Michael Gardner, another Open Wonderland Foundation board member from the University of Essex, was one of the first adopters of Wonderland. He and his colleagues created MIRTLE, a mixed reality solution which uses Wonderland to augment live lectures for remote students with high-quality voice, shared applications, and video. MIRTLE is now being actively used by two departments at Essex. “Based on the success of MIRTLE,” Gardner explains, “we are using EU funding to launch a new Wonderland-based project called +Spaces (Positive Spaces: Policy Simulation in Virtual Spaces). The establishment of the Open Wonderland Foundation gives us assurance that the Wonderland platform will continue to evolve in a way that will enable the success of this new initiative.”
Andy Zbinden, the Technology and Development Leader for the ShangAI Lectures at the University of Zurich and also on the board states that “We chose Wonderland because it is fully open source, thus giving us complete control in adding logging facilities and other extensions. Additionally, it gives an excellent feeling of immersion due to its stereo sound. We are gearing up to run another iteration of the Wonderland-based ShangAI Lectures course in the Fall.”
Board member Warren Sheaffer, Chairman of the Computer Science Department at Saint Paul College – recently voted the top 2-year college in the country in student degree program satisfaction, manages the Virtual Northstar project. The aim of this project is to develop, deploy, and use virtual worlds based on the Wonderland platform for applications in distance education and learning in virtual environments. “I have been working hard to help get the Foundation going,” he says, “because we see Wonderland as an important technology for the future of education as well as for the future of communication.”

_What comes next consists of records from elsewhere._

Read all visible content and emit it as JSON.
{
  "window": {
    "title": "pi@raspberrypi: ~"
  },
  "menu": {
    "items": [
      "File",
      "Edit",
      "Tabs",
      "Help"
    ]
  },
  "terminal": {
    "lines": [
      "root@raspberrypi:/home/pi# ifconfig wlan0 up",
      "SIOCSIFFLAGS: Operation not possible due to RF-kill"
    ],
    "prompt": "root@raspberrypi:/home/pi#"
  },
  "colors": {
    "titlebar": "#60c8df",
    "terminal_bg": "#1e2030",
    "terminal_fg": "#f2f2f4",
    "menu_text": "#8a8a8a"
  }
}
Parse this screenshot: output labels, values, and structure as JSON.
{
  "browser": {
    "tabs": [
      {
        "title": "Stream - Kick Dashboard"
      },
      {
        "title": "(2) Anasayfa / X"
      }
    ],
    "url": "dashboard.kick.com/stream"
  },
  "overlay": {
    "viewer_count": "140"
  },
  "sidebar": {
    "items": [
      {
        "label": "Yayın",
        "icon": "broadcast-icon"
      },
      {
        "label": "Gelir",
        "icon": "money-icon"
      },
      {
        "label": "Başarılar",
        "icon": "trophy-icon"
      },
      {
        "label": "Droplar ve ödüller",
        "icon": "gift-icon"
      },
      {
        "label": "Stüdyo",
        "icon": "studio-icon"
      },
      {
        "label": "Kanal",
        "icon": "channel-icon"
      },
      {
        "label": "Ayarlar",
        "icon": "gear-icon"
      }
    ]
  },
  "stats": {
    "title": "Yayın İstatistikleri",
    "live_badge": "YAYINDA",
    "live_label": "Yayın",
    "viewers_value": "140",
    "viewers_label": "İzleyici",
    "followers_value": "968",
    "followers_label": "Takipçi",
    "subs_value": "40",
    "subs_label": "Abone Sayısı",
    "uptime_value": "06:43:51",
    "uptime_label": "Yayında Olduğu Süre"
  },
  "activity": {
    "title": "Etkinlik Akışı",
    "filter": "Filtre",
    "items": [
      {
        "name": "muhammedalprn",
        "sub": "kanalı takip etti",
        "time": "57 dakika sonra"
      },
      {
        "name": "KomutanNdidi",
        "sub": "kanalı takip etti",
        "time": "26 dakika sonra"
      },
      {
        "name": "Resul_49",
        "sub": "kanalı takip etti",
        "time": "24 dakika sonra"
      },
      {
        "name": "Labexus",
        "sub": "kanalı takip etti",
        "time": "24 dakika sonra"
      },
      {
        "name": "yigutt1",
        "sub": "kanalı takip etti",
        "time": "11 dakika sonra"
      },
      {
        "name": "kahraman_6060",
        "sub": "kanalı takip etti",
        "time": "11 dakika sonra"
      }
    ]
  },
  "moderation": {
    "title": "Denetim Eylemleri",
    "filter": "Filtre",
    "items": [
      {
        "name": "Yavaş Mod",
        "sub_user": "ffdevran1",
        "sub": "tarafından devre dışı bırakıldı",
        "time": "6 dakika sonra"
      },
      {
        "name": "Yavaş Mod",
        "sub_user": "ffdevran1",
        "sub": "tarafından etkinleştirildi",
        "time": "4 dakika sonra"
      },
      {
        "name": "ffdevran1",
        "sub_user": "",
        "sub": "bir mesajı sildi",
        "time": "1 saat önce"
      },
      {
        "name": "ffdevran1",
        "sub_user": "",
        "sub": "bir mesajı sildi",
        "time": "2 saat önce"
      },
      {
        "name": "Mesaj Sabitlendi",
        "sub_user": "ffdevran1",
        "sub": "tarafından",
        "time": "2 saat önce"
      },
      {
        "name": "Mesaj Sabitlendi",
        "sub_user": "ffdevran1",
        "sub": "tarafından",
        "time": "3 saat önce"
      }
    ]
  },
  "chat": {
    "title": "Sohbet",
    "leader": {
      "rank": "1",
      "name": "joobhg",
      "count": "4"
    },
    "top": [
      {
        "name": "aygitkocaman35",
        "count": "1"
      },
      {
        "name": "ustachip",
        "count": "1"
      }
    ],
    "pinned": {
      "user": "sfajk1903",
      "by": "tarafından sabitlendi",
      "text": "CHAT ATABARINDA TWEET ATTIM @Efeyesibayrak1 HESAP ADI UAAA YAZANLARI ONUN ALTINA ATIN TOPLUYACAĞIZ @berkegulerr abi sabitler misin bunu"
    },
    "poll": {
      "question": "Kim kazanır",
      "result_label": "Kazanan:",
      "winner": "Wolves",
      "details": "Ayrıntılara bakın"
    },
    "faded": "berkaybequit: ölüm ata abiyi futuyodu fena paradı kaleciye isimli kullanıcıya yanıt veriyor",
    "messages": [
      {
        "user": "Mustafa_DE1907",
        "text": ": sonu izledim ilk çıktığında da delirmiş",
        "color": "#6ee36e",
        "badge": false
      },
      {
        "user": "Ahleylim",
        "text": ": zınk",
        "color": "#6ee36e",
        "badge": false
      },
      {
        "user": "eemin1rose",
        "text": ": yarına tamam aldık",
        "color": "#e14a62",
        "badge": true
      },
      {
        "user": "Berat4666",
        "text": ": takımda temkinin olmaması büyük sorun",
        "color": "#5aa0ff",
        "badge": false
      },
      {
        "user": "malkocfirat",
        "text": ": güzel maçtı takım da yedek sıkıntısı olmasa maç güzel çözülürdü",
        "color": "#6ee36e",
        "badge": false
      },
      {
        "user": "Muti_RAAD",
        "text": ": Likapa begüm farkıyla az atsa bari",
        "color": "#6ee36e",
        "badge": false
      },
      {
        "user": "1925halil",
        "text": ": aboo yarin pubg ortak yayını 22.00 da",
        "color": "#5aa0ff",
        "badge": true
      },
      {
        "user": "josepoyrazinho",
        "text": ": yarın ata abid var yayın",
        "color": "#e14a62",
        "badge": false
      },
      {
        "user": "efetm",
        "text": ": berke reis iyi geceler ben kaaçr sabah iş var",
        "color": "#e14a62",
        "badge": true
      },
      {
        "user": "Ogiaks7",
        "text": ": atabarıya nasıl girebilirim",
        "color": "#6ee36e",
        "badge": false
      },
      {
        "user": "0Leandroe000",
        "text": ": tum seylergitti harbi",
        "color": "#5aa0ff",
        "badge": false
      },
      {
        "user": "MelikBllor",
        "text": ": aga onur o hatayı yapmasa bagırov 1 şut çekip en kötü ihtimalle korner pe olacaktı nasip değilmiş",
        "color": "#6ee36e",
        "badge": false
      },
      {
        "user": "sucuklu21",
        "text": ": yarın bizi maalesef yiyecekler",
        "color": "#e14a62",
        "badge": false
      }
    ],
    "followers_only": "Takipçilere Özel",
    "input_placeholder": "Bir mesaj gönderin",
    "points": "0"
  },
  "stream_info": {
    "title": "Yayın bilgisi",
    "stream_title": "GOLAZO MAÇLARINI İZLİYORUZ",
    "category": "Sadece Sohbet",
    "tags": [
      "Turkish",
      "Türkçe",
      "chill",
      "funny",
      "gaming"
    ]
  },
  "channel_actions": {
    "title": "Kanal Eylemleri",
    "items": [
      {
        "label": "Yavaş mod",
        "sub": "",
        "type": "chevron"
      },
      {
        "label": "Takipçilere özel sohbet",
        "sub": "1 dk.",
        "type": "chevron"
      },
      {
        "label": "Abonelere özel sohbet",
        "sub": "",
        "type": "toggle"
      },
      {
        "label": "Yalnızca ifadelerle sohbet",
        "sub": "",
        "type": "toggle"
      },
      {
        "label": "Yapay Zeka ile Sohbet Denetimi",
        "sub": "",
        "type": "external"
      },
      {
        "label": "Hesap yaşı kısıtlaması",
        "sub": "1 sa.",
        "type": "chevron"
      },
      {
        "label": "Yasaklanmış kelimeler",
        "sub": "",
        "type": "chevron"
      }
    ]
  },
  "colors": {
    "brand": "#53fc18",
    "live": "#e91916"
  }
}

The Open Wonderland Foundation will be supported by grants, private contributions, and non-profit and corporate donations. To try Open Wonderland, join the open source community, or provide financial support to the Foundation in carrying out its mission of continuing to evolve the Open Wonderland platform, please visit http://OpenWonderland.org.
All Wonderland activity going forward will take place on the Open Wonderland sites. Please update your bookmarks: